Brush Up on the Basics
Basic Skills or Instrumental Skills are the building blocks of relationship. These skills include practices such as making eye contact, greeting with a handshake, smiling, taking turns, and starting a conversation. Hygiene and dress fall under this category as well.
As an Aspie, you may frown upon learning the basics. After all, you are probably of average or above average intelligence. The thing is, we all have our ‘blind spots.’ Remain open to learning new things from a social standpoint. After all, there are so many types of intelligence. Just because you don’t possess the social version of intelligence doesn’t discount all your other strengths.
So, for basics, here are the books you’ll want to purchase for your social learning library. Read them. Study them. Apply what you learn.
Emily Post’s Etiquette.
John Elder Robison purchased this book. It may sound ridiculous, but it’s not. This book contains all the do’s and don’ts of good manners. John found that when he started observing good manners, people suddenly started paying attention to him and accepting him. It works! Trust me.
Increase Your Fund of Knowledge About Social Norms
If you’re a young to middle aged adult, or older, chances are that you have already taught yourselves many of the instrumental skills. However, you may not be aware of some of the unspoken rules of social culture. Once you master your individual presentation skills, it’s important to realize that other people have expectations of themselves and you. Knowing what the social codes are will help you better react.
Dale Carnegie wrote this book almost a century ago, and it’s still one of the most popular books around.
This book outlines almost 400 unstated rules that operate in everyday situations. Review one a day and you’ll complete the book in just over a year.
Build On the Basics By Learning Dynamic Relationship Skills
Relationship skills, per Dr. Gaus, are those skills “that involve observing the social environment, rapidly processing emotional information, and then using it as a reference point for determining actions, all toward nurturing an ongoing relationship with another.”
That’s a mouthful.
According to a study quoted by Dr. Gaus, instrumental skills are not enough. They provide a beginning, an introduction. But you’ve got to be able to build on that foundation.
In order to learn dynamic relationship skills, I recommend that you check out Michelle Garcia Winner’s website, Social Thinking.
Ms. Garcia, a speech and language therapist, has made communication very easy to understand for neurotypical and Aspie individuals alike.
It’s important that you learn how your own brain works.
Inside Out: What Makes a person With Social-Cognitive Deficits Tick, and Thinking About You Thinking About Me will help you better understand your hardwiring and the communication process.
Dr. Jed E. Baker, psychologist, has written this and other helpful books for individuals on the autism spectrum. This book can help you learn to decode facial expressions and better understand social situations.
Brian R. King is a Licensed Clinical Social Worker and an international consultant on the Autism Spectrum. Brian is the father of three sons on the Autism Spectrum, and his social work practice focuses exclusively on working with the Autism community. He and his wife are also on the Autism Spectrum. He resides in Chicago, IL.

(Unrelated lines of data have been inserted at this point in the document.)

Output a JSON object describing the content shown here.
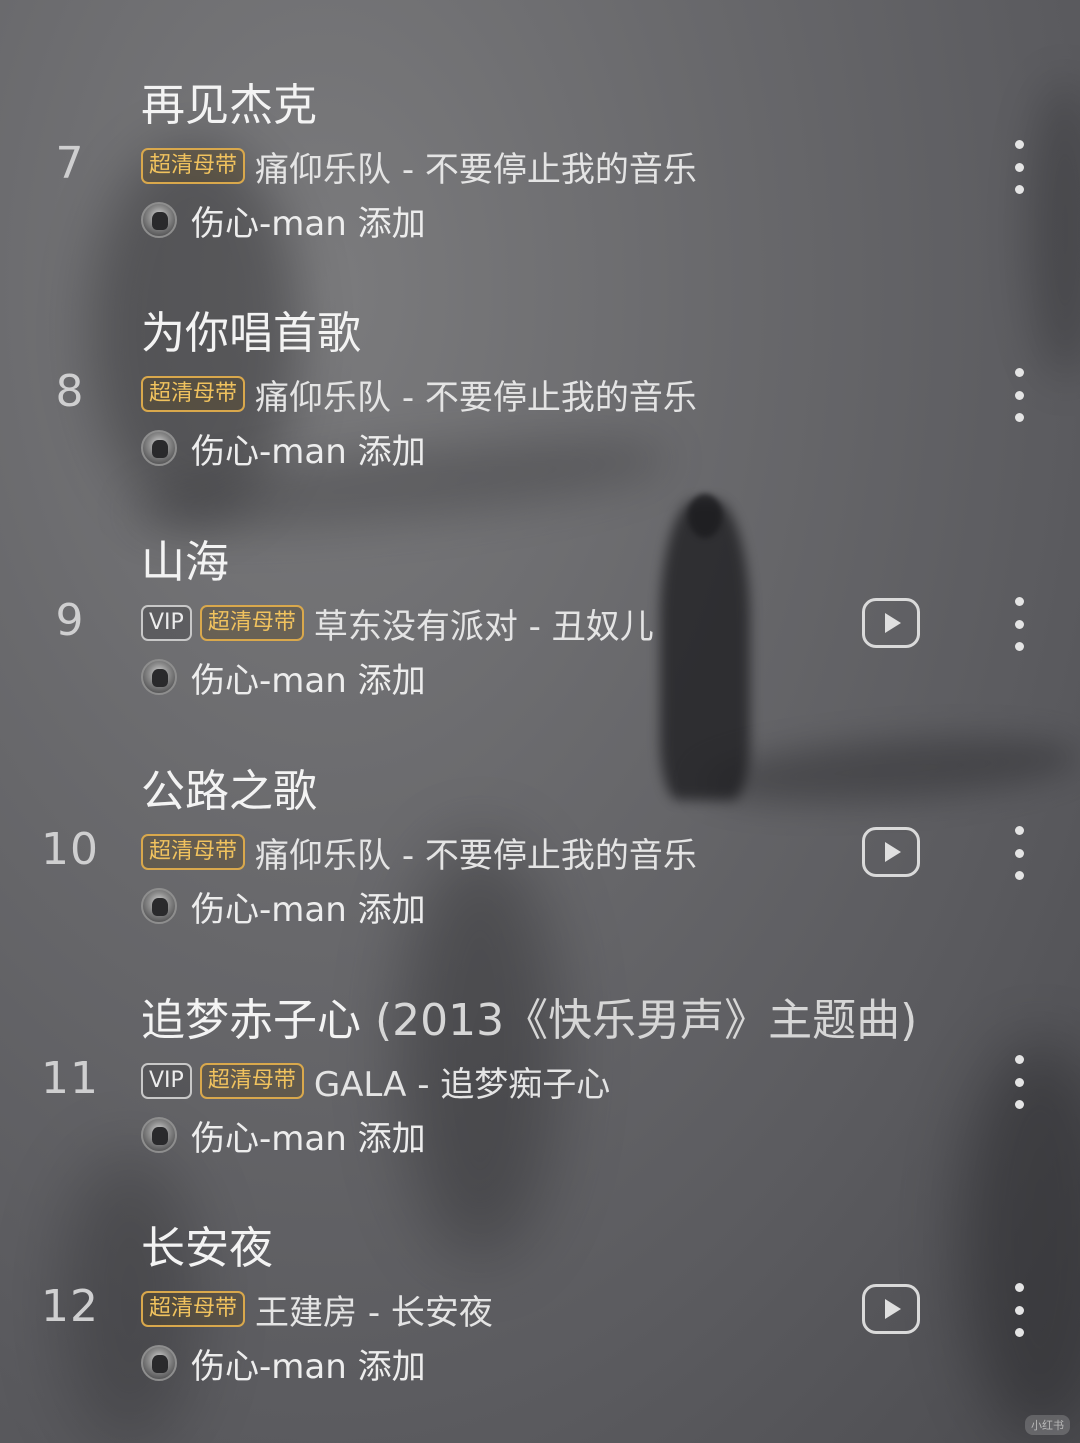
{
  "tracks": [
    {
      "number": "7",
      "title": "再见杰克",
      "title_suffix": "",
      "badges": [
        "超清母带"
      ],
      "artist_album": "痛仰乐队 - 不要停止我的音乐",
      "added_by": "伤心-man 添加",
      "has_mv": false
    },
    {
      "number": "8",
      "title": "为你唱首歌",
      "title_suffix": "",
      "badges": [
        "超清母带"
      ],
      "artist_album": "痛仰乐队 - 不要停止我的音乐",
      "added_by": "伤心-man 添加",
      "has_mv": false
    },
    {
      "number": "9",
      "title": "山海",
      "title_suffix": "",
      "badges": [
        "VIP",
        "超清母带"
      ],
      "artist_album": "草东没有派对 - 丑奴儿",
      "added_by": "伤心-man 添加",
      "has_mv": true
    },
    {
      "number": "10",
      "title": "公路之歌",
      "title_suffix": "",
      "badges": [
        "超清母带"
      ],
      "artist_album": "痛仰乐队 - 不要停止我的音乐",
      "added_by": "伤心-man 添加",
      "has_mv": true
    },
    {
      "number": "11",
      "title": "追梦赤子心",
      "title_suffix": " (2013《快乐男声》主题曲)",
      "badges": [
        "VIP",
        "超清母带"
      ],
      "artist_album": "GALA - 追梦痴子心",
      "added_by": "伤心-man 添加",
      "has_mv": false
    },
    {
      "number": "12",
      "title": "长安夜",
      "title_suffix": "",
      "badges": [
        "超清母带"
      ],
      "artist_album": "王建房 - 长安夜",
      "added_by": "伤心-man 添加",
      "has_mv": true
    }
  ],
  "watermark": "小红书",
  "colors": {
    "hq_badge": "#f0c25e",
    "text": "#ededed"
  }
}
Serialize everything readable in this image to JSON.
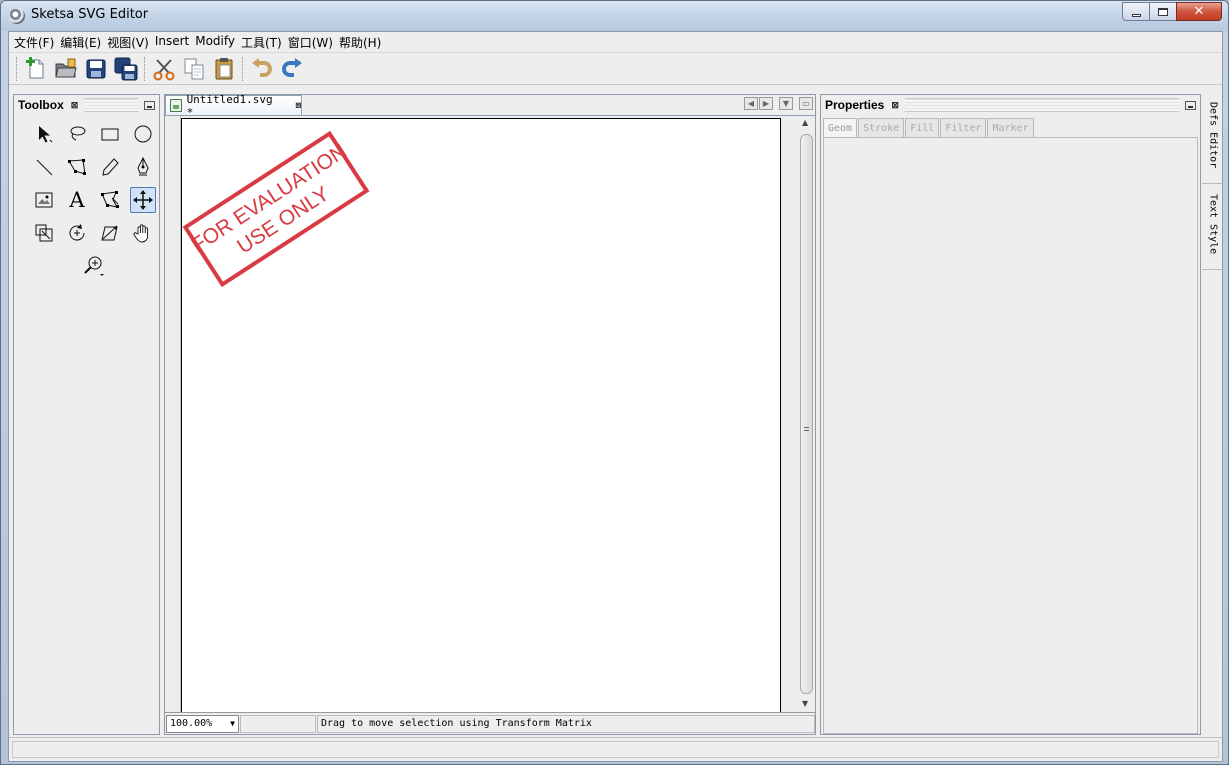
{
  "window": {
    "title": "Sketsa SVG Editor",
    "close_glyph": "✕"
  },
  "menu": [
    {
      "label": "文件(F)"
    },
    {
      "label": "编辑(E)"
    },
    {
      "label": "视图(V)"
    },
    {
      "label": "Insert"
    },
    {
      "label": "Modify"
    },
    {
      "label": "工具(T)"
    },
    {
      "label": "窗口(W)"
    },
    {
      "label": "帮助(H)"
    }
  ],
  "toolbar": {
    "icons": [
      "new-document-icon",
      "open-folder-icon",
      "save-icon",
      "save-all-icon",
      "cut-icon",
      "copy-icon",
      "paste-icon",
      "undo-icon",
      "redo-icon"
    ]
  },
  "toolbox": {
    "title": "Toolbox",
    "close_glyph": "⊠",
    "tools": [
      "select-tool",
      "lasso-tool",
      "rectangle-tool",
      "ellipse-tool",
      "line-tool",
      "polygon-tool",
      "pencil-tool",
      "pen-tool",
      "image-tool",
      "text-tool",
      "node-edit-tool",
      "transform-matrix-tool",
      "scale-tool",
      "rotate-tool",
      "skew-tool",
      "pan-tool",
      "zoom-tool"
    ],
    "active_tool": "transform-matrix-tool",
    "text_tool_glyph": "A"
  },
  "document": {
    "tab_label": "Untitled1.svg *",
    "close_glyph": "⊠",
    "watermark_line1": "FOR EVALUATION",
    "watermark_line2": "USE ONLY",
    "watermark_color": "#d93a43",
    "zoom": "100.00%",
    "status_message": "Drag to move selection using Transform Matrix",
    "nav_prev": "◀",
    "nav_next": "▶",
    "nav_menu": "▼",
    "nav_restore": "▭",
    "scroll_up": "▲",
    "scroll_down": "▼",
    "zoom_arrow": "▼"
  },
  "properties": {
    "title": "Properties",
    "close_glyph": "⊠",
    "tabs": [
      "Geom",
      "Stroke",
      "Fill",
      "Filter",
      "Marker"
    ],
    "active_tab": "Geom"
  },
  "side_tabs": [
    "Defs Editor",
    "Text Style"
  ]
}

As a professional and as an individual with Aspergers relating to his three sons who are also on the autism spectrum, Mr. King has received rave reviews for this book.
It’s never easy to learn something new. It may be frustrating to approach situations for which your brain isn’t naturally wired. And this frustration contributes to Aspergers relationship problems.
But all of us can learn new skills.
The books I’ve included in this post will help you develop both the instrumental and dynamic relationship skills you need to make and keep friends.
photo credit: Unlisted Sightings
Please share any other books I may have left out!
[wpp keyword=”aspergers relationships”]